— ASSIGNED TASK —
In the lines below, look for "name". Copy each line where it appears.

— DATA IN THIS EXERCISE —

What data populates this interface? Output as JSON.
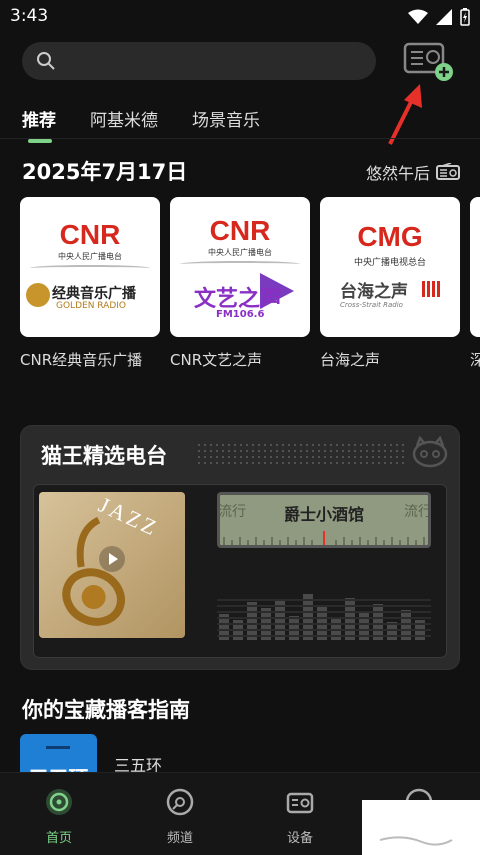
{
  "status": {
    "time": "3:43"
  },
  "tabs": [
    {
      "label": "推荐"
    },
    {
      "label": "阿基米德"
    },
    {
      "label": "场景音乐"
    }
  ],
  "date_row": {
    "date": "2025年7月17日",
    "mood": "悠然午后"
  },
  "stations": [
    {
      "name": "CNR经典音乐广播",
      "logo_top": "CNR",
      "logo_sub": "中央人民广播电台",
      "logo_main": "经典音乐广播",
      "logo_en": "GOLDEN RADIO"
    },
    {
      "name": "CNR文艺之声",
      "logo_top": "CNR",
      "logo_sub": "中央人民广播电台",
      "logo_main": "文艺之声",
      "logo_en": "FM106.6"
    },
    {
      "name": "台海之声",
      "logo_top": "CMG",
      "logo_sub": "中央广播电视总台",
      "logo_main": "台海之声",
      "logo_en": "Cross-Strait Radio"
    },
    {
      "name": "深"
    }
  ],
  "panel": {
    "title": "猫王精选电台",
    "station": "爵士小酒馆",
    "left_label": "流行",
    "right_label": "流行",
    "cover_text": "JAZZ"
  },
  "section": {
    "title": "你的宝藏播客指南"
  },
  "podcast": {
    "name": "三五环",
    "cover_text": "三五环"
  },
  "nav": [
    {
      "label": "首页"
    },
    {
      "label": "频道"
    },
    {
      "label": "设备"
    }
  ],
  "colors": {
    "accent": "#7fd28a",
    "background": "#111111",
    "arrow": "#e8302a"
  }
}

— RESULT —
      "name": "CNR经典音乐广播",
      "name": "CNR文艺之声",
      "name": "台海之声",
      "name": "深"
    "name": "三五环",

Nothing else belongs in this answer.